Benjamin S. Bleier, M.D.

Associate Professor of Otolaryngology, Harvard Medical School

Co-Director, Center for Thyroid Eye Disease and Orbital Surgery

Director, Endoscopic Skull Base Surgery




Endoscopic Skull Base Surgery

Board Certification

  • Otolaryngology-Head and Neck Surgery

Main Campus
243 Charles Street
Boston, MA 02114
Phone: 617-573-6966
Fax: 617-573-3914
Monday, 8:30a.m.-4:30p.m. Thursday, 8:30a.m.- 4:30p.m.



Dr. Benjamin S. Bleier, Associate Professor of Otolaryngology at Harvard Medical School, member of the Mass. Eye and Ear Sinus Center, and Co-Director of the Center for Thyroid Eye Disease and Orbital Surgery, is fellowship-trained in complex sinus and endoscopic cranial base surgery. Throughout his career, Dr. Bleier has helped pioneer several new minimally invasive approaches for orbital tumors and has authored more than 80 peer-reviewed articles and book chapters, as well as two textbooks in the field of orbit- and sinus-related disease. He lectures both nationally and internationally on topics including the endoscopic management of orbit and skull base tumors, endoscopic dacyrocystorhinostomy, causes and treatments of sinusitis, and intranasal drug delivery techniques to the brain. Dr. Bleier holds five patents and has been recognized by the Michael J. Fox Foundation, Boston Magazine, Harvard Medicine Magazine, and The Scientist Magazine for his work.
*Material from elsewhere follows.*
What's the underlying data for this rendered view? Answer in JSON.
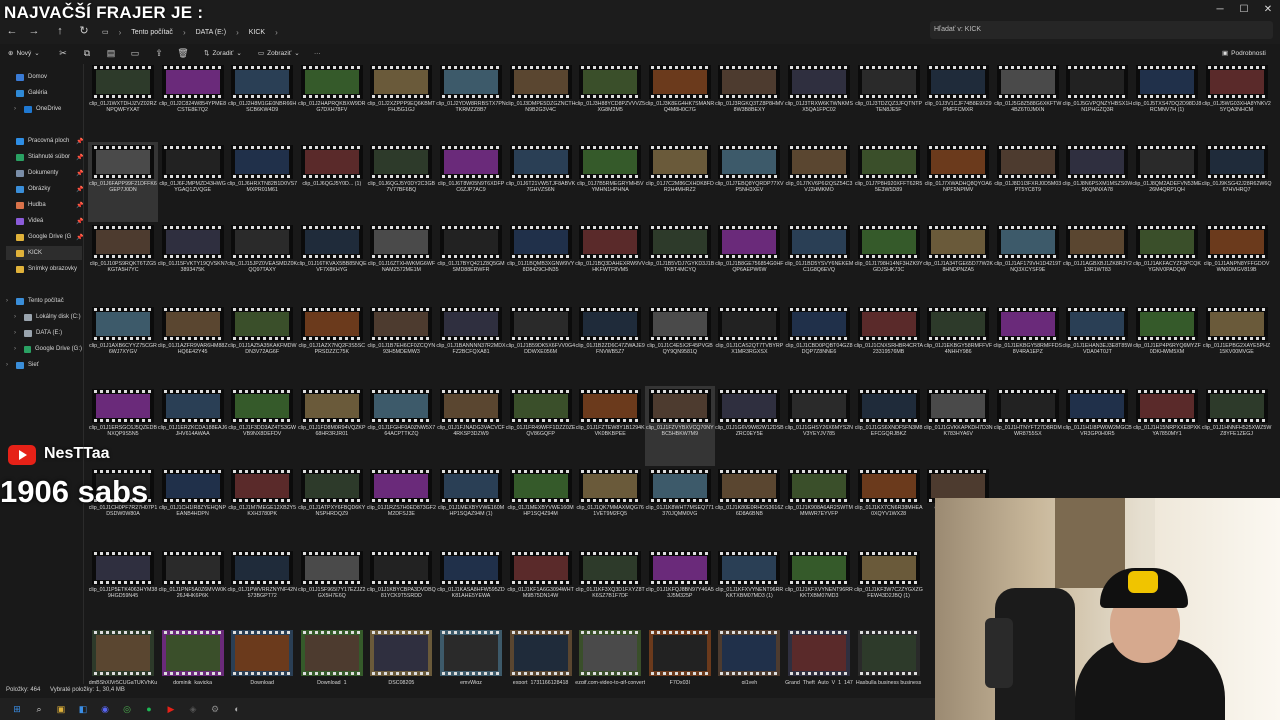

Dr. Bleier is committed to providing only the highest quality patient care and focuses on revision and complex sinus surgery as well as state of the art endoscopic management of sinus, orbit, and cranial base lesions including tumors, cerebrospinal fluid (CSF) leaks, and encephaloceles.

Clinical Interests

Revision and complex sinus surgery
Endoscopic/minimally invasive treatment of sinus, orbit, and cranial base tumors, cerebrospinal fluid (CSF) leaks, and encephaloceles

Research Interests

Transnasal drug delivery to the brain
Novel techniques in endoscopic orbital surgery
Sutureless laser assisted wound repair
Novel topical therapies for sinus disease


Select Publications

Antibiotic eluting chitosan glycerophosphate implant in the setting of acute bacterial sinusitis: A rabbit model. Bleier BS, Kofonow JM, Hashmi N, Chennupati SK, Cohen NA. Am J Rhinol Allergy. 2010 Mar–Apr;24(2):129–32.

Primary human sinonasal epithelial cell culture model for topical drug delivery in patients with chronic rhinosinusitis with nasal polyposis. Bleier BS, Mulligan RM, Schlosser RJ. J Pharm Pharmacol. 2012 Mar;64(3):449–56.

P-glycoprotein functions as an immunomodulator in healthy human primary nasal epithelial cells. Bleier BS, Nocera AL, Iqbal H, Hoang JD, Feldman RE, Han X. Int Forum Allergy Rhinol. 2013 Mar 20.

Permeabilization of the blood-brain barrier via mucosal engrafting: Implications for drug delivery to the brain. Bleier BS, Kohman RE, Feldman RE, Ramanlal S, Han X. PLoS One. 2013 Apr 24;8(4):e61694.

P-glycoprotein is a marker of tissue eosinophilia and radiographic inflammation in chronic rhinosinusitis without nasal polyps. Feldman RE, Lam AC, Sadow PM, Bleier BS. Int Forum Allergy Rhinol. 2013 May 15.

View a complete list of publications on »



  • University of Pennsylvania School of Medicine, M.D.


  • University of Pennsylvania School of Medicine


  • University of Pennsylvania School of Medicine, Head and Neck Surgery, Otolaryngology


  • Medical University of South Carolina, Rhinology and Endoscopic Skull Base Surgery